> **What is expected**:
Below are some lines of data. Return all of them as they are.

> **Supplied entries**:
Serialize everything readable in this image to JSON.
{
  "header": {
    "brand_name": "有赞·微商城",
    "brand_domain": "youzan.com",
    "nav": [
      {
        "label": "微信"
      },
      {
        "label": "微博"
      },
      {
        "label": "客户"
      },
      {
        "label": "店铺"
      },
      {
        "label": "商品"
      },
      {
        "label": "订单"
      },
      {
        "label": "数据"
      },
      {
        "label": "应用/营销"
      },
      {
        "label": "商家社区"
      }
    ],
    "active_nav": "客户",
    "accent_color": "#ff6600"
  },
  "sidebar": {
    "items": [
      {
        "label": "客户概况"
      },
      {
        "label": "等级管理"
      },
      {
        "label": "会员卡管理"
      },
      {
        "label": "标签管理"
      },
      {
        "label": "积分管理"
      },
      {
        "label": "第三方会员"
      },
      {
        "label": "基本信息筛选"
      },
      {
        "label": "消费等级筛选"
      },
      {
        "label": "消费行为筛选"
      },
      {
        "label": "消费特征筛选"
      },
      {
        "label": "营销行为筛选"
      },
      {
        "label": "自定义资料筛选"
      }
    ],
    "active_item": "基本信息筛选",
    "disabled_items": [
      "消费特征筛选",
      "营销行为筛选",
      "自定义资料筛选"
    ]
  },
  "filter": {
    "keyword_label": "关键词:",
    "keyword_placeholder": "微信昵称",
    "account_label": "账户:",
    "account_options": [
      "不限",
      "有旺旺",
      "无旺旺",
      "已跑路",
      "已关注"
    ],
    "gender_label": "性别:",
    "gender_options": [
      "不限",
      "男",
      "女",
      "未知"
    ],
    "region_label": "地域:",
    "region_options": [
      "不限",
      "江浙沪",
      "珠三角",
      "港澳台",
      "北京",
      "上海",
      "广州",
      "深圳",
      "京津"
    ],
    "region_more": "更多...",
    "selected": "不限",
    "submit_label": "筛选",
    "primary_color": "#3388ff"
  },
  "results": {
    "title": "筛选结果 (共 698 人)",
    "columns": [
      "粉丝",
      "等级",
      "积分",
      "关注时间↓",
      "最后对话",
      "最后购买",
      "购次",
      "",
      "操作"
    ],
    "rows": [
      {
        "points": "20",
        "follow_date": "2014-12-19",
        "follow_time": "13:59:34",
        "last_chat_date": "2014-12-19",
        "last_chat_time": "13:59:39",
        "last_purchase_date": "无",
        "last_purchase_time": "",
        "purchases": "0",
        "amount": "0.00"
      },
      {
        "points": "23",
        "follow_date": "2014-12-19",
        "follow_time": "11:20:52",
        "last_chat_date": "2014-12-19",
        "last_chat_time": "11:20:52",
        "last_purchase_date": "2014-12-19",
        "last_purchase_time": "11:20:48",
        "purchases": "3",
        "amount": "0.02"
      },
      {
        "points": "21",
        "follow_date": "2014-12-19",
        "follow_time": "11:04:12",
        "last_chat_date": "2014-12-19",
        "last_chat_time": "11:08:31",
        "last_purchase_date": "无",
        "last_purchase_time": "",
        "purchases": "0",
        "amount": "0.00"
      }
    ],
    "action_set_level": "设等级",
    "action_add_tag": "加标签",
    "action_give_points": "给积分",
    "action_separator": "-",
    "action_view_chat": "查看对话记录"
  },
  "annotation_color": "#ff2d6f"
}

> **Reply to the exercise**:
Serialize everything readable in this image to JSON.
{
  "header": {
    "brand_name": "有赞·微商城",
    "brand_domain": "youzan.com",
    "nav": [
      {
        "label": "微信"
      },
      {
        "label": "微博"
      },
      {
        "label": "客户"
      },
      {
        "label": "店铺"
      },
      {
        "label": "商品"
      },
      {
        "label": "订单"
      },
      {
        "label": "数据"
      },
      {
        "label": "应用/营销"
      },
      {
        "label": "商家社区"
      }
    ],
    "active_nav": "客户",
    "accent_color": "#ff6600"
  },
  "sidebar": {
    "items": [
      {
        "label": "客户概况"
      },
      {
        "label": "等级管理"
      },
      {
        "label": "会员卡管理"
      },
      {
        "label": "标签管理"
      },
      {
        "label": "积分管理"
      },
      {
        "label": "第三方会员"
      },
      {
        "label": "基本信息筛选"
      },
      {
        "label": "消费等级筛选"
      },
      {
        "label": "消费行为筛选"
      },
      {
        "label": "消费特征筛选"
      },
      {
        "label": "营销行为筛选"
      },
      {
        "label": "自定义资料筛选"
      }
    ],
    "active_item": "基本信息筛选",
    "disabled_items": [
      "消费特征筛选",
      "营销行为筛选",
      "自定义资料筛选"
    ]
  },
  "filter": {
    "keyword_label": "关键词:",
    "keyword_placeholder": "微信昵称",
    "account_label": "账户:",
    "account_options": [
      "不限",
      "有旺旺",
      "无旺旺",
      "已跑路",
      "已关注"
    ],
    "gender_label": "性别:",
    "gender_options": [
      "不限",
      "男",
      "女",
      "未知"
    ],
    "region_label": "地域:",
    "region_options": [
      "不限",
      "江浙沪",
      "珠三角",
      "港澳台",
      "北京",
      "上海",
      "广州",
      "深圳",
      "京津"
    ],
    "region_more": "更多...",
    "selected": "不限",
    "submit_label": "筛选",
    "primary_color": "#3388ff"
  },
  "results": {
    "title": "筛选结果 (共 698 人)",
    "columns": [
      "粉丝",
      "等级",
      "积分",
      "关注时间↓",
      "最后对话",
      "最后购买",
      "购次",
      "",
      "操作"
    ],
    "rows": [
      {
        "points": "20",
        "follow_date": "2014-12-19",
        "follow_time": "13:59:34",
        "last_chat_date": "2014-12-19",
        "last_chat_time": "13:59:39",
        "last_purchase_date": "无",
        "last_purchase_time": "",
        "purchases": "0",
        "amount": "0.00"
      },
      {
        "points": "23",
        "follow_date": "2014-12-19",
        "follow_time": "11:20:52",
        "last_chat_date": "2014-12-19",
        "last_chat_time": "11:20:52",
        "last_purchase_date": "2014-12-19",
        "last_purchase_time": "11:20:48",
        "purchases": "3",
        "amount": "0.02"
      },
      {
        "points": "21",
        "follow_date": "2014-12-19",
        "follow_time": "11:04:12",
        "last_chat_date": "2014-12-19",
        "last_chat_time": "11:08:31",
        "last_purchase_date": "无",
        "last_purchase_time": "",
        "purchases": "0",
        "amount": "0.00"
      }
    ],
    "action_set_level": "设等级",
    "action_add_tag": "加标签",
    "action_give_points": "给积分",
    "action_separator": "-",
    "action_view_chat": "查看对话记录"
  },
  "annotation_color": "#ff2d6f"
}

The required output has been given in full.